Segment Start: SOURCE MATERIAL

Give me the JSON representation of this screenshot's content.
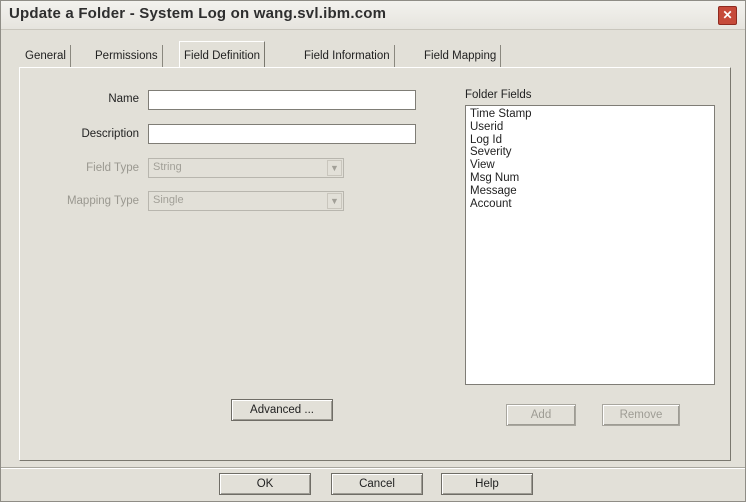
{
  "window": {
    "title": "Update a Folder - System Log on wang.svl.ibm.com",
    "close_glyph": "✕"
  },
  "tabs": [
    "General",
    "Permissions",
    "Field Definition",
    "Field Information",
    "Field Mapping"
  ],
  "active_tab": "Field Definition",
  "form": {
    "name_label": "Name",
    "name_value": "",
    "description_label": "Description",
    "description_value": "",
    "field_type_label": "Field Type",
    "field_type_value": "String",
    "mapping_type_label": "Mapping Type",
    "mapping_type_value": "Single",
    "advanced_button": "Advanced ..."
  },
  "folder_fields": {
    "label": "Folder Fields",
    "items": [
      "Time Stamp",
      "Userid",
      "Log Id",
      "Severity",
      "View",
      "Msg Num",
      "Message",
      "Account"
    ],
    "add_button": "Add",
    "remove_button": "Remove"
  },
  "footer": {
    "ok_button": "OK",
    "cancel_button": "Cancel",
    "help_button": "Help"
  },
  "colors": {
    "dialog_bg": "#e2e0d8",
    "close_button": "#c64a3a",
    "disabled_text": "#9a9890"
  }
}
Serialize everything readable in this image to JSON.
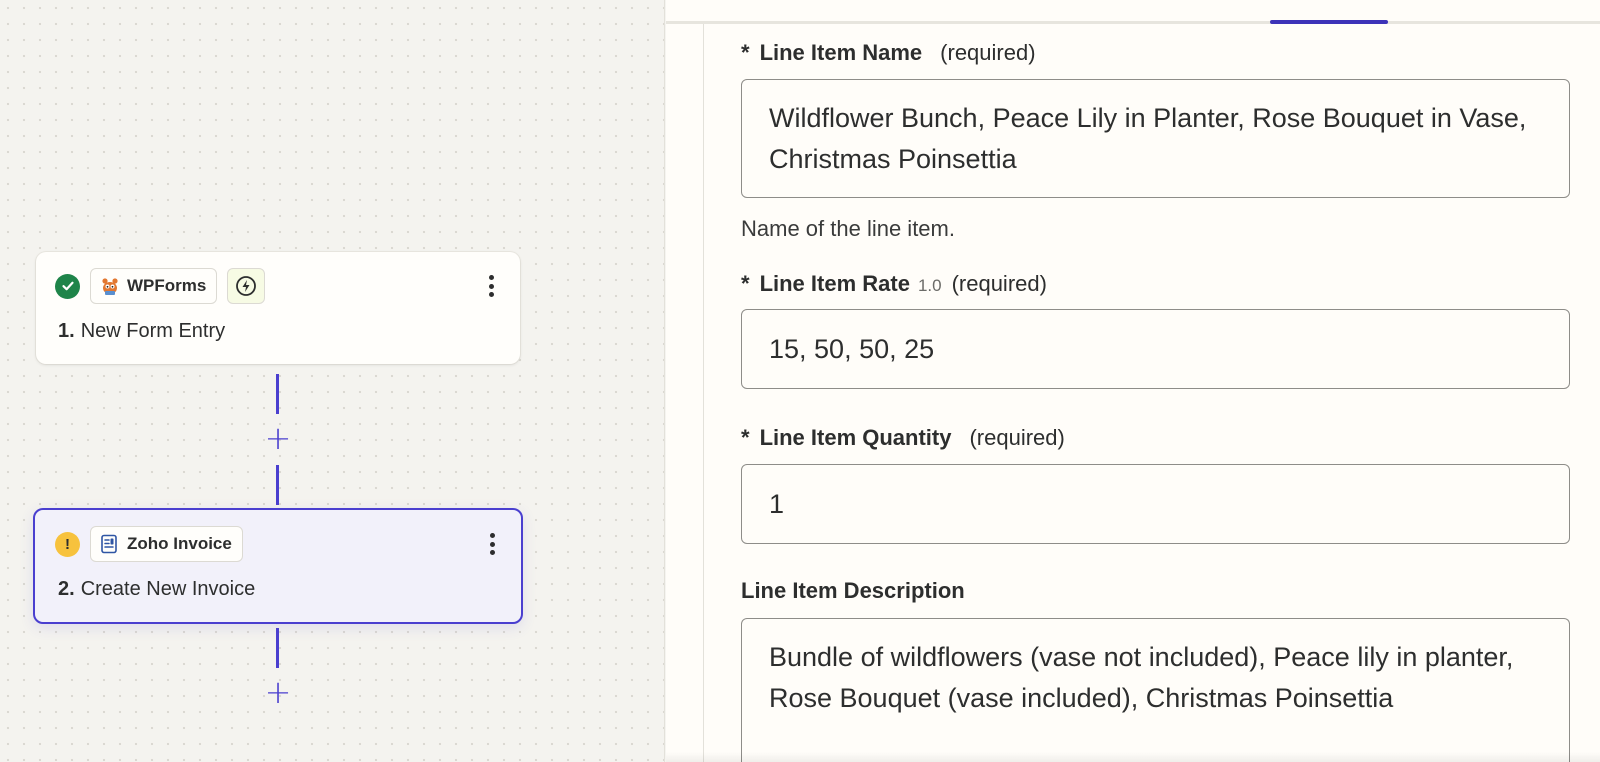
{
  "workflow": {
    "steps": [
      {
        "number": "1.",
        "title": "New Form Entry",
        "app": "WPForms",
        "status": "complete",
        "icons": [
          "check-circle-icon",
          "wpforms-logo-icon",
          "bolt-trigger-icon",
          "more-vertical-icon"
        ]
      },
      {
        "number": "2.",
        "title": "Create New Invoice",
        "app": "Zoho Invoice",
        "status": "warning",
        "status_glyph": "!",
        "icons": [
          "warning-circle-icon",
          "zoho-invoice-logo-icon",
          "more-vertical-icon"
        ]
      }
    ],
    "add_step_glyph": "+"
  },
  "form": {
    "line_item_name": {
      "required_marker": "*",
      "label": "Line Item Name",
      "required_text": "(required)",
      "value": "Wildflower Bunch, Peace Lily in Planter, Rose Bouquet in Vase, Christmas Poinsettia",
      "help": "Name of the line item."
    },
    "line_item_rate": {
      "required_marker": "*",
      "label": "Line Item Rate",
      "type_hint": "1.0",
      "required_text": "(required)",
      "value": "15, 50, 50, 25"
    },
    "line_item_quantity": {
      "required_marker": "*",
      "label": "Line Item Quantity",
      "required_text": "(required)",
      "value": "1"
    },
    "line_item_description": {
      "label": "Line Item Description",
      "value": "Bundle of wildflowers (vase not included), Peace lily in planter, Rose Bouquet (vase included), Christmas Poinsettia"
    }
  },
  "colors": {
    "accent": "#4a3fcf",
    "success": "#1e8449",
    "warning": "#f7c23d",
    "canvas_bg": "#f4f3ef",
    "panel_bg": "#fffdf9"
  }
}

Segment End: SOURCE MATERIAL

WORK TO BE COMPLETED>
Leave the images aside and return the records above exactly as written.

RESULT>
Give me the JSON representation of this screenshot's content.
{
  "window": {
    "title": "Update a Folder - System Log on wang.svl.ibm.com",
    "close_glyph": "✕"
  },
  "tabs": [
    "General",
    "Permissions",
    "Field Definition",
    "Field Information",
    "Field Mapping"
  ],
  "active_tab": "Field Definition",
  "form": {
    "name_label": "Name",
    "name_value": "",
    "description_label": "Description",
    "description_value": "",
    "field_type_label": "Field Type",
    "field_type_value": "String",
    "mapping_type_label": "Mapping Type",
    "mapping_type_value": "Single",
    "advanced_button": "Advanced ..."
  },
  "folder_fields": {
    "label": "Folder Fields",
    "items": [
      "Time Stamp",
      "Userid",
      "Log Id",
      "Severity",
      "View",
      "Msg Num",
      "Message",
      "Account"
    ],
    "add_button": "Add",
    "remove_button": "Remove"
  },
  "footer": {
    "ok_button": "OK",
    "cancel_button": "Cancel",
    "help_button": "Help"
  },
  "colors": {
    "dialog_bg": "#e2e0d8",
    "close_button": "#c64a3a",
    "disabled_text": "#9a9890"
  }
}
Serialize everything readable in this image to JSON.
{
  "workflow": {
    "steps": [
      {
        "number": "1.",
        "title": "New Form Entry",
        "app": "WPForms",
        "status": "complete",
        "icons": [
          "check-circle-icon",
          "wpforms-logo-icon",
          "bolt-trigger-icon",
          "more-vertical-icon"
        ]
      },
      {
        "number": "2.",
        "title": "Create New Invoice",
        "app": "Zoho Invoice",
        "status": "warning",
        "status_glyph": "!",
        "icons": [
          "warning-circle-icon",
          "zoho-invoice-logo-icon",
          "more-vertical-icon"
        ]
      }
    ],
    "add_step_glyph": "+"
  },
  "form": {
    "line_item_name": {
      "required_marker": "*",
      "label": "Line Item Name",
      "required_text": "(required)",
      "value": "Wildflower Bunch, Peace Lily in Planter, Rose Bouquet in Vase, Christmas Poinsettia",
      "help": "Name of the line item."
    },
    "line_item_rate": {
      "required_marker": "*",
      "label": "Line Item Rate",
      "type_hint": "1.0",
      "required_text": "(required)",
      "value": "15, 50, 50, 25"
    },
    "line_item_quantity": {
      "required_marker": "*",
      "label": "Line Item Quantity",
      "required_text": "(required)",
      "value": "1"
    },
    "line_item_description": {
      "label": "Line Item Description",
      "value": "Bundle of wildflowers (vase not included), Peace lily in planter, Rose Bouquet (vase included), Christmas Poinsettia"
    }
  },
  "colors": {
    "accent": "#4a3fcf",
    "success": "#1e8449",
    "warning": "#f7c23d",
    "canvas_bg": "#f4f3ef",
    "panel_bg": "#fffdf9"
  }
}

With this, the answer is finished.